### What is needed
Scan the entries below for the word "charities" and copy every line in which it occurs.

==== Supplied entries ====

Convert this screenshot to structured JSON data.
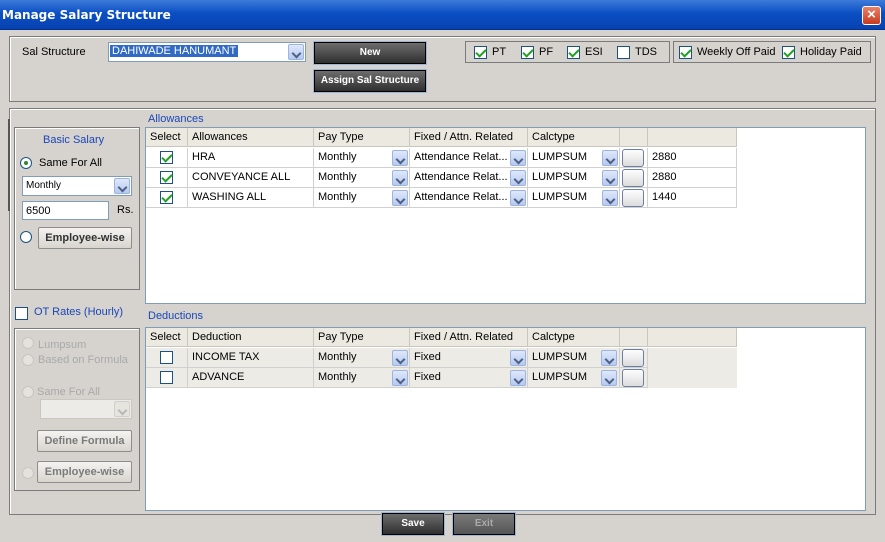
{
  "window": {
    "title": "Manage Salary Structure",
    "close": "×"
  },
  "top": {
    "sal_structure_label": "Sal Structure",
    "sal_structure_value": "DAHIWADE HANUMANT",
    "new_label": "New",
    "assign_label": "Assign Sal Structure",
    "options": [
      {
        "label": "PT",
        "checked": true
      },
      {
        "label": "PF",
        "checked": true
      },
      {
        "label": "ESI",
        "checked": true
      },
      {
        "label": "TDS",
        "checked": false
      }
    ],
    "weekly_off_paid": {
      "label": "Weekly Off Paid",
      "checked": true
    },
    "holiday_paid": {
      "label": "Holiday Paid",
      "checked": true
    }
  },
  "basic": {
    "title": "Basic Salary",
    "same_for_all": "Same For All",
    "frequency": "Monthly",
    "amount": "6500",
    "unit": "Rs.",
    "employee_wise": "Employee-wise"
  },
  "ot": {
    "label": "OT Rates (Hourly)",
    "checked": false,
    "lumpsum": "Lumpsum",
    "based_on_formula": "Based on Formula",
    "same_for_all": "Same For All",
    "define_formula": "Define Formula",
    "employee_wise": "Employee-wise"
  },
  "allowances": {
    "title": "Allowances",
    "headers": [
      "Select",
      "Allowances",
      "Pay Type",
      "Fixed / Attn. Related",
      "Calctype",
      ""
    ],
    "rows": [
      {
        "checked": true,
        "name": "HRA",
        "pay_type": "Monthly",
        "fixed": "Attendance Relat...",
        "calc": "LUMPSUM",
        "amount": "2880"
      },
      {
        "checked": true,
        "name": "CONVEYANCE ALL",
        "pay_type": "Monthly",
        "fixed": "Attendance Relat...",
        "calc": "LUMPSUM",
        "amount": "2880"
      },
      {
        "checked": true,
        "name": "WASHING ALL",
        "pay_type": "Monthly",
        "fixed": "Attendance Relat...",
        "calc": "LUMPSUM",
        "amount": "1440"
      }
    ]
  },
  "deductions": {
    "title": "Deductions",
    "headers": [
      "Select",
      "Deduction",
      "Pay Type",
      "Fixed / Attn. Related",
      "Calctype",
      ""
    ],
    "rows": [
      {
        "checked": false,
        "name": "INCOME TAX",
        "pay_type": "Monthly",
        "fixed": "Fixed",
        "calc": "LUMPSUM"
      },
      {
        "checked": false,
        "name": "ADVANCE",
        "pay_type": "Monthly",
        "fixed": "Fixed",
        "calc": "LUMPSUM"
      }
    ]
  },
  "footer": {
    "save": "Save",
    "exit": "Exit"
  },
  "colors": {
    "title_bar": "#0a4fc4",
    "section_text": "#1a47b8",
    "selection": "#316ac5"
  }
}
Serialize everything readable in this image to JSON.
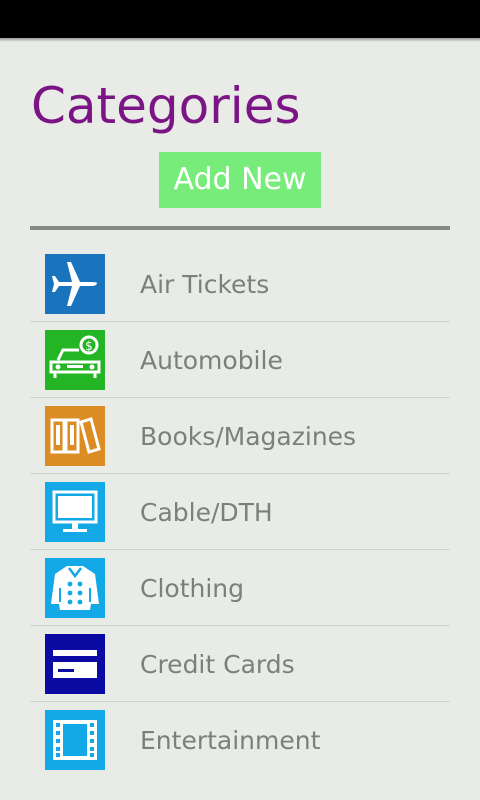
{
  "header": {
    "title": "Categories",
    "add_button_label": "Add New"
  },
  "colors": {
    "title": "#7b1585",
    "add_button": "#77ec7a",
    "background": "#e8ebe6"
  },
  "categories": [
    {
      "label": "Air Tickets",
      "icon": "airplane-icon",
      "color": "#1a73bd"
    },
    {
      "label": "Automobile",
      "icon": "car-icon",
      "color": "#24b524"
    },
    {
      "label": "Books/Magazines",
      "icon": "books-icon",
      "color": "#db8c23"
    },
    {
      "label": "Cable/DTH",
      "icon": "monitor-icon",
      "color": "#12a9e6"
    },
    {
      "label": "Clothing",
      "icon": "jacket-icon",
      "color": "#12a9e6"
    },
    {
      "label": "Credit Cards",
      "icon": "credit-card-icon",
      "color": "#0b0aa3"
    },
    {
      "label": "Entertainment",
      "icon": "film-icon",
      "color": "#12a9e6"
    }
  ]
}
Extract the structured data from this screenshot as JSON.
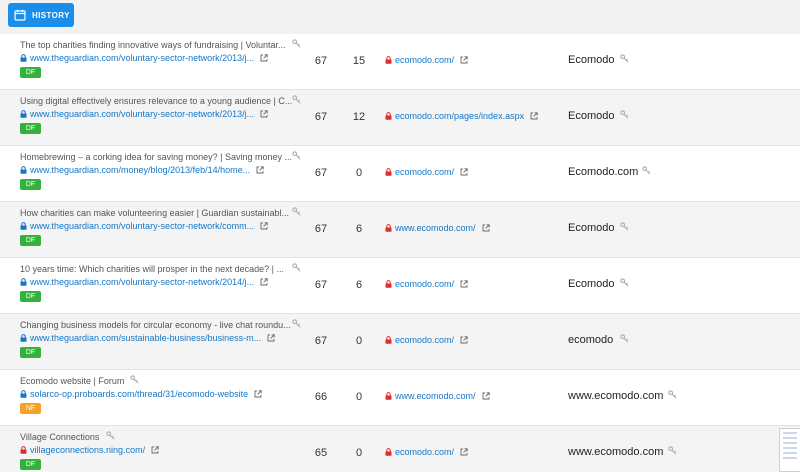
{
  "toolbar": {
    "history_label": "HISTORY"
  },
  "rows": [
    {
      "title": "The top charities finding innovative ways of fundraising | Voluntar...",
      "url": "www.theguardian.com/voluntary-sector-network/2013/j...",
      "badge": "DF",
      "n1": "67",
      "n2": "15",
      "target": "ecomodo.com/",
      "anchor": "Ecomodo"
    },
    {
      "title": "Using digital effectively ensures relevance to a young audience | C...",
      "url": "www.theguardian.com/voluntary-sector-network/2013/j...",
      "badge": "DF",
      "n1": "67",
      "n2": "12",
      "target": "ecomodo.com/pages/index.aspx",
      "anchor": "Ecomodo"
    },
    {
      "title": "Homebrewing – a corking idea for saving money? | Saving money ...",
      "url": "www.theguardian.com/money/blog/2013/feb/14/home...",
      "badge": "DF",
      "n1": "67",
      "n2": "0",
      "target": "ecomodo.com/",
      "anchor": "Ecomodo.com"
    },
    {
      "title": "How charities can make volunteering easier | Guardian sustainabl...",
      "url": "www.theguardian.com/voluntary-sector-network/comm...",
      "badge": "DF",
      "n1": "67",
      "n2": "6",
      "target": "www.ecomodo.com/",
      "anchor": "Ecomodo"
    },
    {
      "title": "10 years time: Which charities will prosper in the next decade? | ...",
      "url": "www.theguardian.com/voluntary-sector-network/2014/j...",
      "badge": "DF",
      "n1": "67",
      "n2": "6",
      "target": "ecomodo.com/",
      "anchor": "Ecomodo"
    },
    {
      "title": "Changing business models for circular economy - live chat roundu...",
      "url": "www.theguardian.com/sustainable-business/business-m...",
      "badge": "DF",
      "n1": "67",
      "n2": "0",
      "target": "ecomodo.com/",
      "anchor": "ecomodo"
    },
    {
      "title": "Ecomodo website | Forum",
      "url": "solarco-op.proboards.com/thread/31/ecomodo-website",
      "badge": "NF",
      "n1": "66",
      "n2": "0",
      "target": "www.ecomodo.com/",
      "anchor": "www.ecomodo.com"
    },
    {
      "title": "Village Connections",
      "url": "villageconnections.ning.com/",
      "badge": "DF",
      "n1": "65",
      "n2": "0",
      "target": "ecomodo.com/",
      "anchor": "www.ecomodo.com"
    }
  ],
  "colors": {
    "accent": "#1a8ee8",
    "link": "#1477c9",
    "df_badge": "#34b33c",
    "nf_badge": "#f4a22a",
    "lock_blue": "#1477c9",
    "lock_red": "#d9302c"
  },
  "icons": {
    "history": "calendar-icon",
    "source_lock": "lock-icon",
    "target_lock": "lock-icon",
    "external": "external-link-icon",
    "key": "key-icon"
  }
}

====

### Answer for the task
      "title": "The top charities finding innovative ways of fundraising | Voluntar...",
      "title": "How charities can make volunteering easier | Guardian sustainabl...",
      "title": "10 years time: Which charities will prosper in the next decade? | ...",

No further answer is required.